* Brief
Your reply should hold only the lines from the records below where "icon" occurs.

Segment Open

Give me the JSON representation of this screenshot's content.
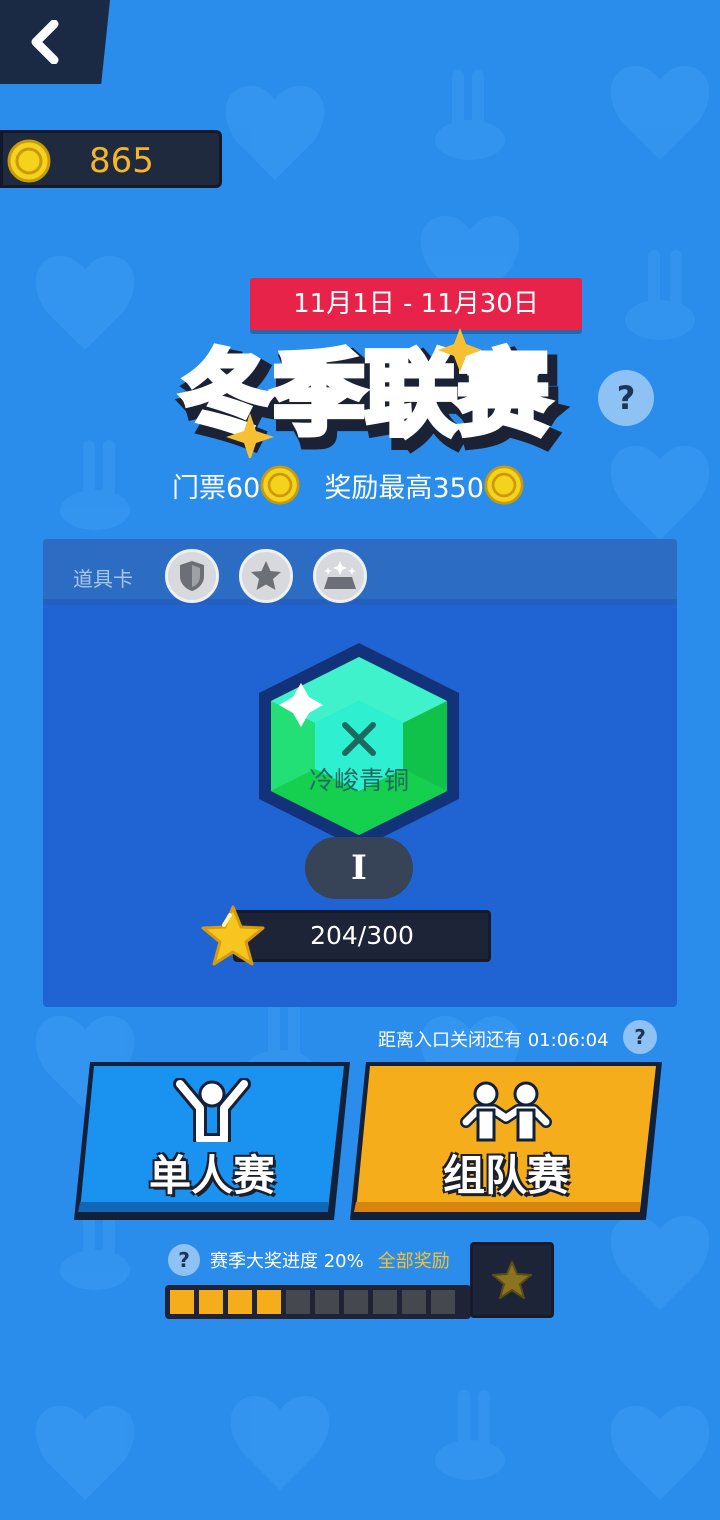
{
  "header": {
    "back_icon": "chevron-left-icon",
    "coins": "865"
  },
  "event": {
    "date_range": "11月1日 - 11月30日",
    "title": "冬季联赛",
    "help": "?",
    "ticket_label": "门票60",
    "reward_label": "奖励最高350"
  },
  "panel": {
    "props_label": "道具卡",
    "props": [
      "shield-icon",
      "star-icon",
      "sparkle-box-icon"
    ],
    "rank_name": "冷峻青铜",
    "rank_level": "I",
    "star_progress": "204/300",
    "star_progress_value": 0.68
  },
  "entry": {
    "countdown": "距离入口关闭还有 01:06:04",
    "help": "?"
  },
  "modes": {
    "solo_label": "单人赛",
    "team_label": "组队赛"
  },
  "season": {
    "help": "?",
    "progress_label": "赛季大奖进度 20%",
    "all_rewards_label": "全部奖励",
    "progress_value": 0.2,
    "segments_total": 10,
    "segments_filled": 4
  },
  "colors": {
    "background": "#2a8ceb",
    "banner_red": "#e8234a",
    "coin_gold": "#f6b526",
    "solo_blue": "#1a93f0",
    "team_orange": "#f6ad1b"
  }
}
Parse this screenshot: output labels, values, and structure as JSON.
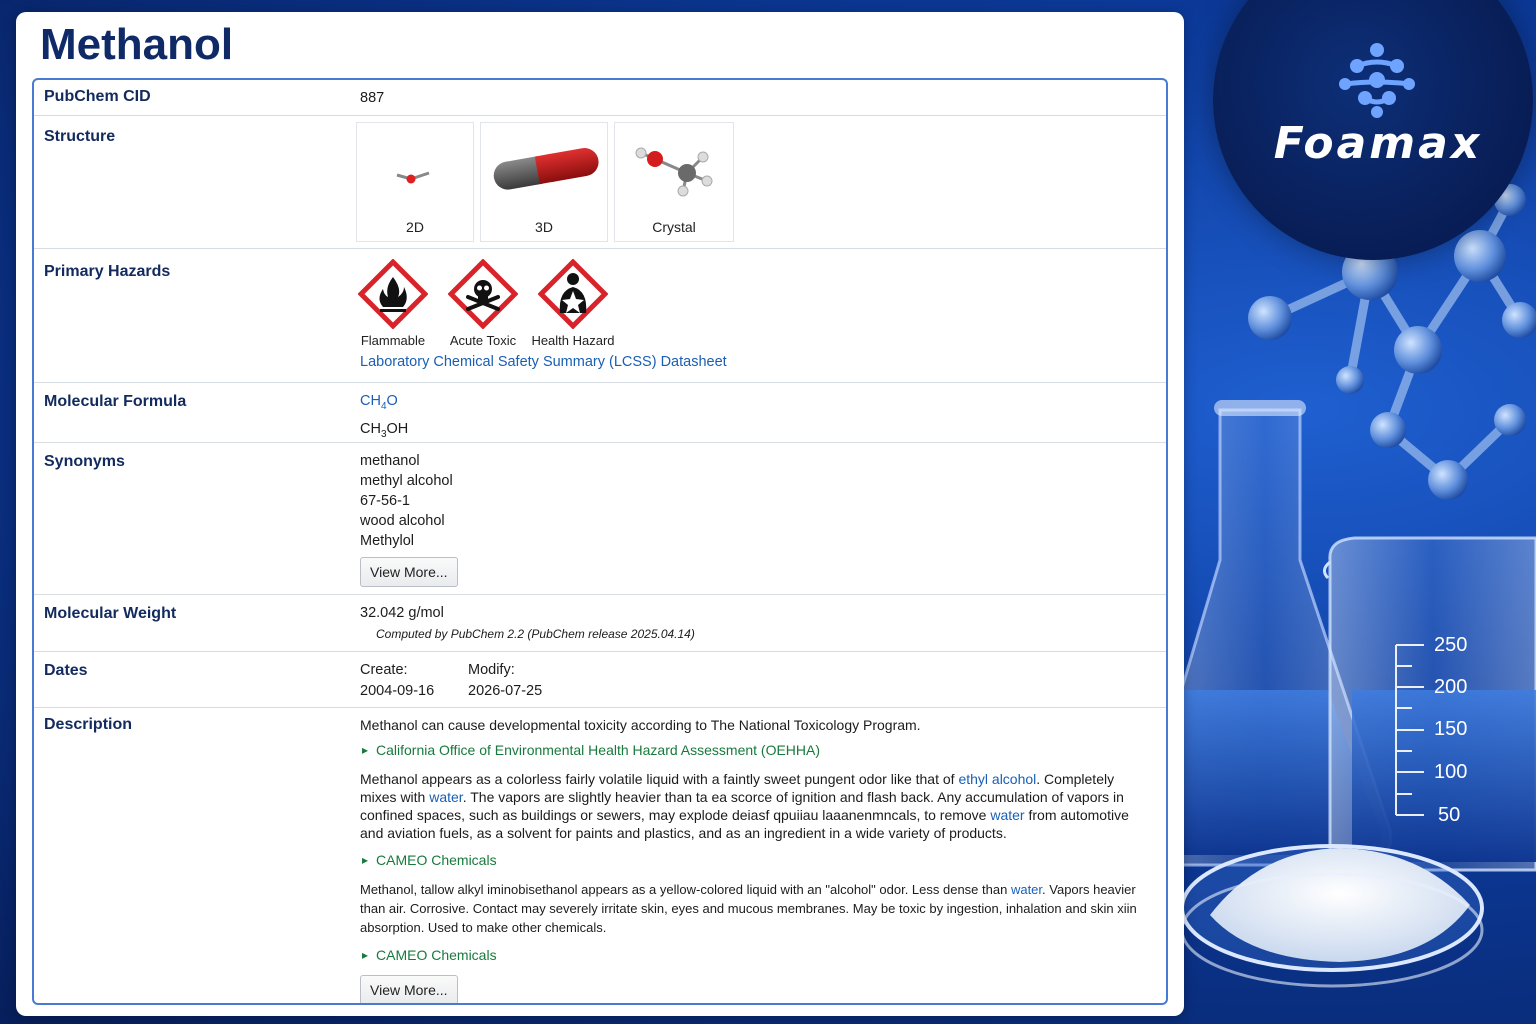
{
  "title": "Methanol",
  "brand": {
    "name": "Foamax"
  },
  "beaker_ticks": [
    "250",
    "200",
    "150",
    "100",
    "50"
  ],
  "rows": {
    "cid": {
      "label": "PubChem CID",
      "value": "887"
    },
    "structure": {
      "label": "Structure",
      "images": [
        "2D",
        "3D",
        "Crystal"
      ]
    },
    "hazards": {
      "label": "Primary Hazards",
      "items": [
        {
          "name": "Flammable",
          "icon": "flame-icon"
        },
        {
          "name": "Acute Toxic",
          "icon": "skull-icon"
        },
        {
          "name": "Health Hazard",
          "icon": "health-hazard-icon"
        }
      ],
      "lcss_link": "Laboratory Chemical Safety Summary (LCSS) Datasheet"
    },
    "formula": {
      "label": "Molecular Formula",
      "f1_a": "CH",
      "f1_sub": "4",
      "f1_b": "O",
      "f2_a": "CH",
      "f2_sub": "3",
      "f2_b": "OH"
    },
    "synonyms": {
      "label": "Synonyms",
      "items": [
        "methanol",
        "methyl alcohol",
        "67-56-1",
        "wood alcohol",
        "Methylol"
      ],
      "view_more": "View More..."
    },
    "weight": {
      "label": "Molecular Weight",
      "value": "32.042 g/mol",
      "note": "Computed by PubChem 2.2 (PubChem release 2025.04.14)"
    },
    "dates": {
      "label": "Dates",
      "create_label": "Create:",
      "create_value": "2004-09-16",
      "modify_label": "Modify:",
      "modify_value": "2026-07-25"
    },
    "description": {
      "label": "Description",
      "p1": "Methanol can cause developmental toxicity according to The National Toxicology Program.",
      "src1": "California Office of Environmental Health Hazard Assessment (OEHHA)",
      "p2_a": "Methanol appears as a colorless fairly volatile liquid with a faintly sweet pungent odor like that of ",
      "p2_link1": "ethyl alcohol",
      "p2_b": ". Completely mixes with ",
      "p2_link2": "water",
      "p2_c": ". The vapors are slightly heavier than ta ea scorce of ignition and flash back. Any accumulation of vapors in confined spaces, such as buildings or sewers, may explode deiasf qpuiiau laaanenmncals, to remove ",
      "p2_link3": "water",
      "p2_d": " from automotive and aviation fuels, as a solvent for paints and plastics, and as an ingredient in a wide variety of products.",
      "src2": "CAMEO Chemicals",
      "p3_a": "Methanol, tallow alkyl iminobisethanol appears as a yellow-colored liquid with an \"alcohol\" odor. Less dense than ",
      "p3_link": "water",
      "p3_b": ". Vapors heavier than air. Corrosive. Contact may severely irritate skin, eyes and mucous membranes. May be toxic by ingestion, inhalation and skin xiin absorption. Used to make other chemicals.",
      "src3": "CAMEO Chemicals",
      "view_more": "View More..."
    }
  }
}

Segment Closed

* Answer space
    "back_icon": "chevron-left-icon",
      "shield-icon",
      "star-icon",
      "sparkle-box-icon"
          "icon": "flame-icon"
          "icon": "skull-icon"
          "icon": "health-hazard-icon"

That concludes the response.